▶ **WHAT YOU NEED TO DO**
From the records below, copy each line that has the word "Music" in it.

▶ **Website and app data records**
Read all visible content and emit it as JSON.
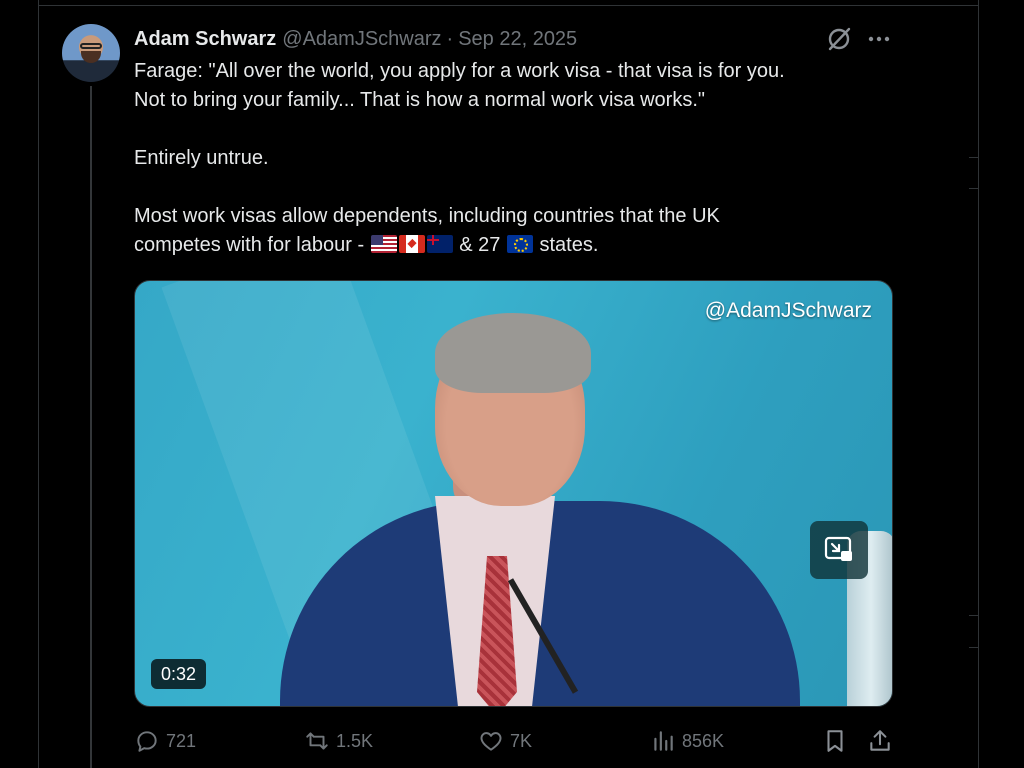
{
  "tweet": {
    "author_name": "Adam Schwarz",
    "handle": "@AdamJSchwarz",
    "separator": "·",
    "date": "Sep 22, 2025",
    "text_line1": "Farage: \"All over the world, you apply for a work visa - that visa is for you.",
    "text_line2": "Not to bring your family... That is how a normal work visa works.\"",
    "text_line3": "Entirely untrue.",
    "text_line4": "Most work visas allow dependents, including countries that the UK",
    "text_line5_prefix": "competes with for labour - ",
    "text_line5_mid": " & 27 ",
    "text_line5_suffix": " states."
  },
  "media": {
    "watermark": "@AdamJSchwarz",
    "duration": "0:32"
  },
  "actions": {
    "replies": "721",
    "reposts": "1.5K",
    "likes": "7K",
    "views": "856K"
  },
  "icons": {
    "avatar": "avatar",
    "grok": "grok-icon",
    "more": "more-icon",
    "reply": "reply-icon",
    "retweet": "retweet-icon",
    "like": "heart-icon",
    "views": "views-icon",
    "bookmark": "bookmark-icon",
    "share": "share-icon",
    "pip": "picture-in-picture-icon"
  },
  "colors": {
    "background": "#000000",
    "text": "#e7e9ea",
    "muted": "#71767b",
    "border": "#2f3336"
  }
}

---

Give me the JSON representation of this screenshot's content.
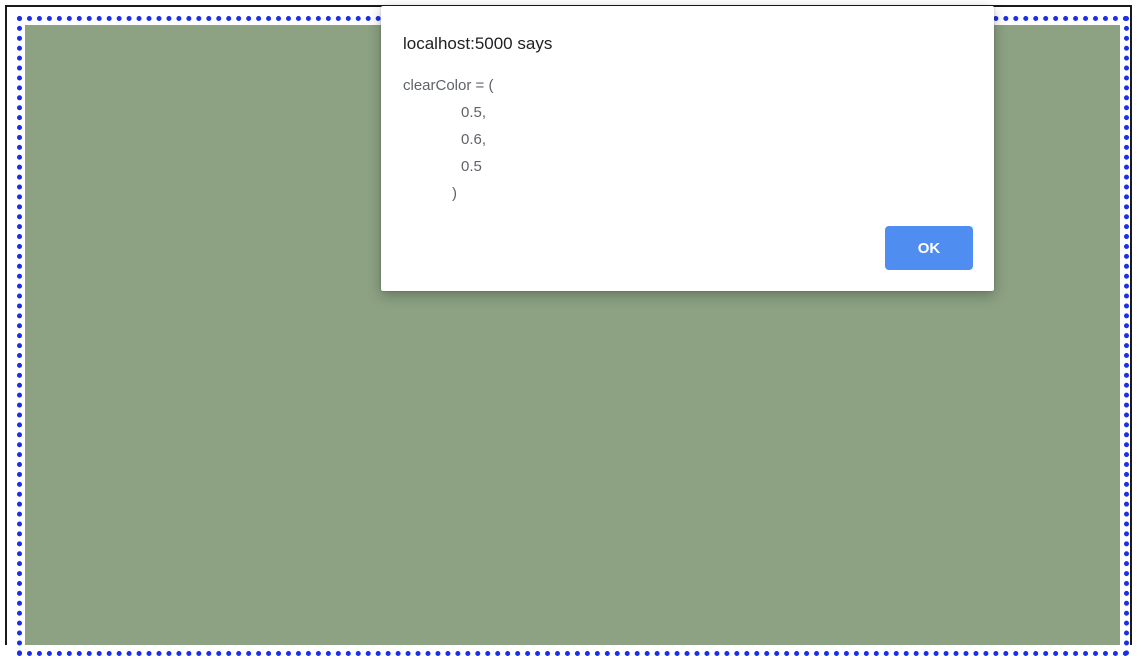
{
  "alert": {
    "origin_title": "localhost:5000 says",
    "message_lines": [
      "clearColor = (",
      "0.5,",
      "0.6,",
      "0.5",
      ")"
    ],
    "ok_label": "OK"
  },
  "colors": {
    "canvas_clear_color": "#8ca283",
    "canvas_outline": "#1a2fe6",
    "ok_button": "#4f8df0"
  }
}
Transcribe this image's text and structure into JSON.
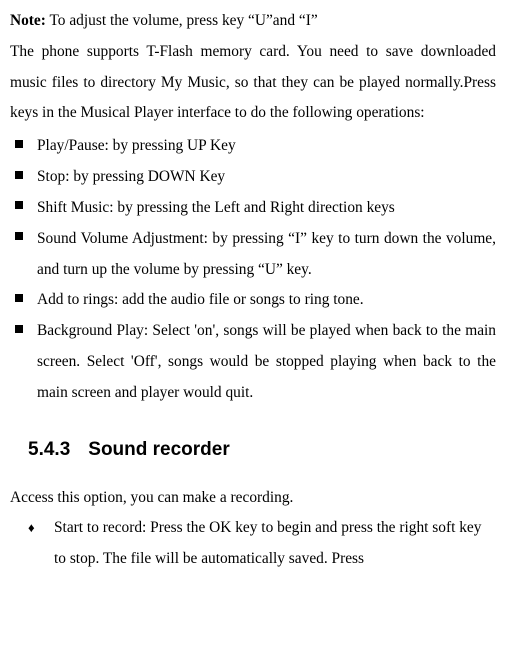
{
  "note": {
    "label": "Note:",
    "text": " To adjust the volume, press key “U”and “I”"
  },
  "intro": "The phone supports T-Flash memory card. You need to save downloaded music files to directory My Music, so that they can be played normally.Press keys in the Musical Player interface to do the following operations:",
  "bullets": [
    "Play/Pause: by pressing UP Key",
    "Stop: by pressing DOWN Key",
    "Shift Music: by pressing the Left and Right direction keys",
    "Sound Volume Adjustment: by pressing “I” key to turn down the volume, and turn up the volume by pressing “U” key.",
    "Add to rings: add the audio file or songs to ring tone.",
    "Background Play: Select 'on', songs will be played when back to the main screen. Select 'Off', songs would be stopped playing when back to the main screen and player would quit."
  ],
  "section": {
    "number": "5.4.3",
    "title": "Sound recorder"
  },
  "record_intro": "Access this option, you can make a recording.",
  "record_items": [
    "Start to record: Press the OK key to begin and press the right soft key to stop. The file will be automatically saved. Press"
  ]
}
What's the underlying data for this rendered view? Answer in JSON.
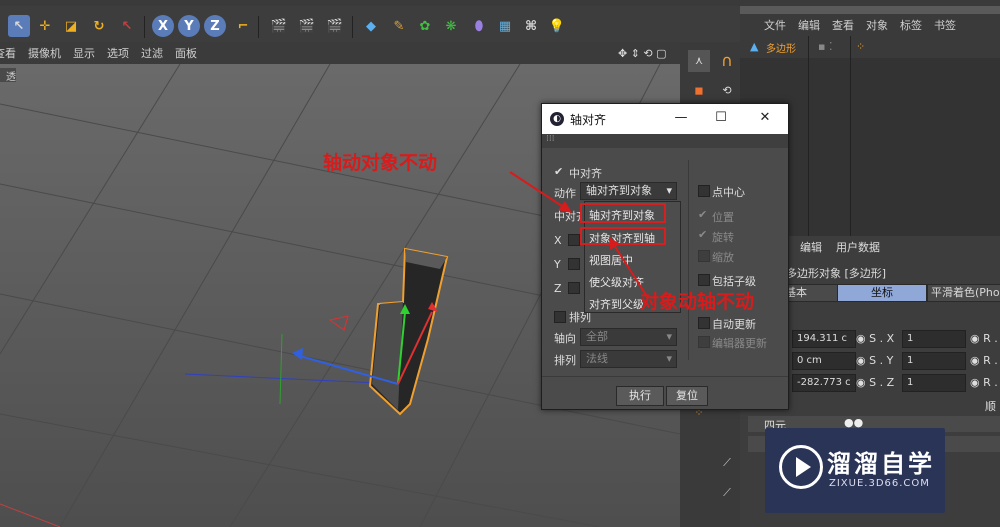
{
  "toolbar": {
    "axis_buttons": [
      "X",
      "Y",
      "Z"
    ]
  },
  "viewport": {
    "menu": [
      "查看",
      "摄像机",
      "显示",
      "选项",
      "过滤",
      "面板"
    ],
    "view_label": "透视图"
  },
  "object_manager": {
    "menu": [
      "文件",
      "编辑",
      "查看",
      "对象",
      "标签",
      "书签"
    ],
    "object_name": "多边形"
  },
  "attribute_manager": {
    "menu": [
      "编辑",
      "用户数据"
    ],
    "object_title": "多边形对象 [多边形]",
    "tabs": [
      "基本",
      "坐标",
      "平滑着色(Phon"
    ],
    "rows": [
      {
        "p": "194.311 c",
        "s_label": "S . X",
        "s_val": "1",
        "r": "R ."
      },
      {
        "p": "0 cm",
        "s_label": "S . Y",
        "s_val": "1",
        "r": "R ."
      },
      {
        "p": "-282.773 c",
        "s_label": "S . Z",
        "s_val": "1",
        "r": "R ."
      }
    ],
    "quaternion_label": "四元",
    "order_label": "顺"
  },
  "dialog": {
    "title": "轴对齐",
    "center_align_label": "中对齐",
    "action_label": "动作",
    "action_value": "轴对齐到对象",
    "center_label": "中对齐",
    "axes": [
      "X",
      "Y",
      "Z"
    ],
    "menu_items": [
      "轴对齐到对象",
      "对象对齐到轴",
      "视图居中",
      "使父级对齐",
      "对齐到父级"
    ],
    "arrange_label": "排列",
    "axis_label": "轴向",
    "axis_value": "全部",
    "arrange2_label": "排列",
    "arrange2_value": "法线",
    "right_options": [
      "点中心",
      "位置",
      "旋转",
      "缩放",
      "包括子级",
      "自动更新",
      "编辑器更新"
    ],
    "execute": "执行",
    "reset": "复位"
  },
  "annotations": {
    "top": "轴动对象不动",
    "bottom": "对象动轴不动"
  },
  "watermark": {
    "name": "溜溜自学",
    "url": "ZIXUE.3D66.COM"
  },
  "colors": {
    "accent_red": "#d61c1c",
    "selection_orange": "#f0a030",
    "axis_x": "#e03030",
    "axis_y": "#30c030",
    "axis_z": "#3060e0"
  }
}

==

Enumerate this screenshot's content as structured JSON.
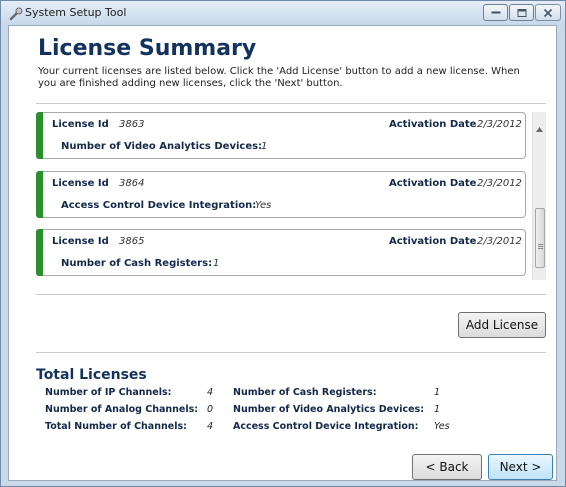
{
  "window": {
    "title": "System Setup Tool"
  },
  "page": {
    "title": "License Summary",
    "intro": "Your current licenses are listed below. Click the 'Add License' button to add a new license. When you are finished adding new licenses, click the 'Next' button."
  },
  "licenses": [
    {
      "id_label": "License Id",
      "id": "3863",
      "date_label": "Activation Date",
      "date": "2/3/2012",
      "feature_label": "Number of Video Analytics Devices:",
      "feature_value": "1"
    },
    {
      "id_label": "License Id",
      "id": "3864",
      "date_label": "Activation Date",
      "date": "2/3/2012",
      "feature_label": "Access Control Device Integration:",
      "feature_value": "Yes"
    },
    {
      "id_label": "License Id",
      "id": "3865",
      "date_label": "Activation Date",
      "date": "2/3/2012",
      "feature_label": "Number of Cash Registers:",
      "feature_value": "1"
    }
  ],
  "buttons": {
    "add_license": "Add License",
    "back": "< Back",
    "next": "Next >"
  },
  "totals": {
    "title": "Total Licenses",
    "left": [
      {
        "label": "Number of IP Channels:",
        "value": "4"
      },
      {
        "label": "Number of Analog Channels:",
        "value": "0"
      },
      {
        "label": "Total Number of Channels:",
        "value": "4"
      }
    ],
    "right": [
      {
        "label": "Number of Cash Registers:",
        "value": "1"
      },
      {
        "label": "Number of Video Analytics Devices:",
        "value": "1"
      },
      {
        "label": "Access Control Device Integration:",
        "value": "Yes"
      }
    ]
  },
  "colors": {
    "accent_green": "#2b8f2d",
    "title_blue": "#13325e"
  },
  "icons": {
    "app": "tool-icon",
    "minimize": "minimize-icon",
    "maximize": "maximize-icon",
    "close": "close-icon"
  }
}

▶ **TASK SOLUTION**
  "intro": "The phone supports T-Flash memory card. You need to save downloaded music files to directory My Music, so that they can be played normally.Press keys in the Musical Player interface to do the following operations:",
    "Shift Music: by pressing the Left and Right direction keys",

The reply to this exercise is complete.